Last night, I finished reading Buffering: Unshared Tales of a Life Fully Loaded. It was excellent, really – it’s a deeply personal memoir by Hannah Hart, of My Drunk Kitchen fame. Honestly, this book surprised me. Hart is awesome, and I love her YouTube channel, but I did not expect this book to be as vulnerable as it is. I expected this to be a pretty simple story – telling about how she reached YouTube fame by getting drunk and cooking, telling about some of the experiences she’s had as a YouTuber and content creator, that kind of thing.
Instead, this book was an intimate story about her troubled childhood. Hart’s mother has schizophrenia, and went without any kind of treatment for much of Hart’s childhood. This meant that Hart grew up in a home that was filthy, with a parent who was not fit to take care of herself, let alone care for her children. Hart was also raised Jehovah’s Witness, which is another dimension she touches on in the book.
The clean, easy way for this story to work would be that Hart had this troubled childhood, then she went off to college, then My Drunk Kitchen, then she lived happily ever after. Instead, life is messy, and she writes about the ways her mother’s mental illness has affected her today, and her more recent struggle to win conservatorship over her mother and care for her within a system that doesn’t make things easy. The memoir feels as though the ending is unfinished, and it works in the context. Hart’s struggle with her mother is still a work in progress, and it’s not clear what will happen next.
This was a compelling read, even if it was not the easy, funny memoir I expected.
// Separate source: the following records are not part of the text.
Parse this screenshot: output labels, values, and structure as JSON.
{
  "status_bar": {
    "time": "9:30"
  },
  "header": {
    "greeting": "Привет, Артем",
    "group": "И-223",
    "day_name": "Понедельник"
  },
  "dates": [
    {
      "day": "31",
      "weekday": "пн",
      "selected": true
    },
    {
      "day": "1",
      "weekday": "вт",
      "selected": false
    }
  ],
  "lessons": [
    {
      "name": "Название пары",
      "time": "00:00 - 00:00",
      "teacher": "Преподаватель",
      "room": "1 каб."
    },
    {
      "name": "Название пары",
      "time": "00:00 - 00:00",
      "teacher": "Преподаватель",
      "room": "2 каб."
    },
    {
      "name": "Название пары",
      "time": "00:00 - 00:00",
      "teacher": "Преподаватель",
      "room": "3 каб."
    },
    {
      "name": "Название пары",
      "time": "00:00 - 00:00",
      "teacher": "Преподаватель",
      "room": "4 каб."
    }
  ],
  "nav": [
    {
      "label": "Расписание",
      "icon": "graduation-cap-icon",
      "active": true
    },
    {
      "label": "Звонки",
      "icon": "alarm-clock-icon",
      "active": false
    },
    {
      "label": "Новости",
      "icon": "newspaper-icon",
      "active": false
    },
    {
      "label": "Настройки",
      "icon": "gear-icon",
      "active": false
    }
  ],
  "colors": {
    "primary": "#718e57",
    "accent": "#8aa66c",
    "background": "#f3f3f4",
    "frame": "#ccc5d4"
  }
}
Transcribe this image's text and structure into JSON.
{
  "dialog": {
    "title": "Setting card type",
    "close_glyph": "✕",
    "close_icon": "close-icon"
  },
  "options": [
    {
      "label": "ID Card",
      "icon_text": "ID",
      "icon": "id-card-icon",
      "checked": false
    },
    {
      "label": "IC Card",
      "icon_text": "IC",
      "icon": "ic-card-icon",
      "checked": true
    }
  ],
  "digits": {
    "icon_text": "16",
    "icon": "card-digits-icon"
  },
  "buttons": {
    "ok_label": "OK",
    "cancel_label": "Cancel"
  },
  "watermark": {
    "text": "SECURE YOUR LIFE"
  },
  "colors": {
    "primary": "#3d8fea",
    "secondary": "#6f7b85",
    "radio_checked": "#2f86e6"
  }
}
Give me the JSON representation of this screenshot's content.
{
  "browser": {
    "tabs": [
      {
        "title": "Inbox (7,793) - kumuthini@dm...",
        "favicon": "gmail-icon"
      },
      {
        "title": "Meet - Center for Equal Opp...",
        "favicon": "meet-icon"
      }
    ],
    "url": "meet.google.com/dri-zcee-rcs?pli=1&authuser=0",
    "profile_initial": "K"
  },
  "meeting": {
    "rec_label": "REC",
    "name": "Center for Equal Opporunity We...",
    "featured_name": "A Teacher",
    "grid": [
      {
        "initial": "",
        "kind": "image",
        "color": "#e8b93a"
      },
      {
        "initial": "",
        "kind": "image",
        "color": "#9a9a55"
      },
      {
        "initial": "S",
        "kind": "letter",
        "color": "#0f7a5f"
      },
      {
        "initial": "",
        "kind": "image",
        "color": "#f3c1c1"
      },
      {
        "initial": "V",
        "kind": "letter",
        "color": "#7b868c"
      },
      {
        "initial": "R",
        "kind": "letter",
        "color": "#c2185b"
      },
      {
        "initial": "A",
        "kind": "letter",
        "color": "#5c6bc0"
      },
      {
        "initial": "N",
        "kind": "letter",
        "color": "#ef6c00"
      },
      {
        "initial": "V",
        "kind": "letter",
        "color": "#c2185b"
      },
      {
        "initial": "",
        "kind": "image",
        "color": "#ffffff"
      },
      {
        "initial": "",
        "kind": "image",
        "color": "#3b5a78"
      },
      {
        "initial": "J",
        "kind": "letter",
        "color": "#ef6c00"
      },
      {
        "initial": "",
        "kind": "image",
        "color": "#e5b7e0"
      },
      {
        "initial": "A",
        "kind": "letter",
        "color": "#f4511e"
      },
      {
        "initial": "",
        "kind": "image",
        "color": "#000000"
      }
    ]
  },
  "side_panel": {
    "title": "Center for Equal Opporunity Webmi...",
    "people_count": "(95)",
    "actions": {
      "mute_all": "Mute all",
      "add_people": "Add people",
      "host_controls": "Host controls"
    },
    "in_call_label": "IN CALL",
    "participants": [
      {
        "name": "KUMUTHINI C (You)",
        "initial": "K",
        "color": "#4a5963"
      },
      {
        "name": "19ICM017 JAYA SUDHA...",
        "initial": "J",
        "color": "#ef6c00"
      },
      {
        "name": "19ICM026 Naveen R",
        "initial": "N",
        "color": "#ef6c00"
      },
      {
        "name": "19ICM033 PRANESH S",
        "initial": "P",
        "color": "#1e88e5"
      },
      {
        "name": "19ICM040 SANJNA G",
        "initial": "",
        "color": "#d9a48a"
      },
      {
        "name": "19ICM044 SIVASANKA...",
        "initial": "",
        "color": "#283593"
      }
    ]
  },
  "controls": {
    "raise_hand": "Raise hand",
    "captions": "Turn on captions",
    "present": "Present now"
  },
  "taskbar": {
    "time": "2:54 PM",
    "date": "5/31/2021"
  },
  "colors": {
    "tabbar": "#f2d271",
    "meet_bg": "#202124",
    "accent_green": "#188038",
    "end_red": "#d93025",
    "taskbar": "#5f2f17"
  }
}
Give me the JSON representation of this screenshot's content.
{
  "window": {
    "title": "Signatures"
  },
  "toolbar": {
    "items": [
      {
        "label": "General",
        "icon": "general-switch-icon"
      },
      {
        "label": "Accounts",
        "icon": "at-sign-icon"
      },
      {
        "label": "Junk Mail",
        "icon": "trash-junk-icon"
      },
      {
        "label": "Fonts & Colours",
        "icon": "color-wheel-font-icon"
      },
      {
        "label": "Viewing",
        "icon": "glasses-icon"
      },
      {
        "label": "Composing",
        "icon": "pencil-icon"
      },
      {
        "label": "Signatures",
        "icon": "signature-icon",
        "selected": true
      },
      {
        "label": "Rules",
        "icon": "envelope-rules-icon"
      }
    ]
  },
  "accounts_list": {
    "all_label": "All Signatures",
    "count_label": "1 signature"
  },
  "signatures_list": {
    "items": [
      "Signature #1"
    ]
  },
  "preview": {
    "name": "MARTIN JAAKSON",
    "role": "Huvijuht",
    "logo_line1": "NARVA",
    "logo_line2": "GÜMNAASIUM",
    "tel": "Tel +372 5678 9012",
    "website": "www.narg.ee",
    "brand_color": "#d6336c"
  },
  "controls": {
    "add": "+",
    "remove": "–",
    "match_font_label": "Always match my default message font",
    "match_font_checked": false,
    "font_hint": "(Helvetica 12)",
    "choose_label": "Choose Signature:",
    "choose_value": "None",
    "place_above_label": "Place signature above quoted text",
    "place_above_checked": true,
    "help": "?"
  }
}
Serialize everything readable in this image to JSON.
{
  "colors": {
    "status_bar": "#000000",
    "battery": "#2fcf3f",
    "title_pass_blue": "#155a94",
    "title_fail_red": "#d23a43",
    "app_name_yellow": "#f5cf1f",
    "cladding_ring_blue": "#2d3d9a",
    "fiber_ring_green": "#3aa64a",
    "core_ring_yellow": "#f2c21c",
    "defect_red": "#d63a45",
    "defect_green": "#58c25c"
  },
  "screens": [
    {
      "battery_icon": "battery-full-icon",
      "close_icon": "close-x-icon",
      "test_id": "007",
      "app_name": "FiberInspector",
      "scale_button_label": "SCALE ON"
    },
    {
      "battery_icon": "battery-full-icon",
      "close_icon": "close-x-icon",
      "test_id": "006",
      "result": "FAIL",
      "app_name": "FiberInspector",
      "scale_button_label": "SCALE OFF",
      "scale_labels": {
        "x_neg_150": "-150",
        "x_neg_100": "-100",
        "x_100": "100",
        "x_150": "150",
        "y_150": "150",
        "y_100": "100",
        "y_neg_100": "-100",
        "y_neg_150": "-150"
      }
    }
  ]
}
Parts of the book were funny, for sure, but it also had moments of pain and depth that I didn’t know to expect.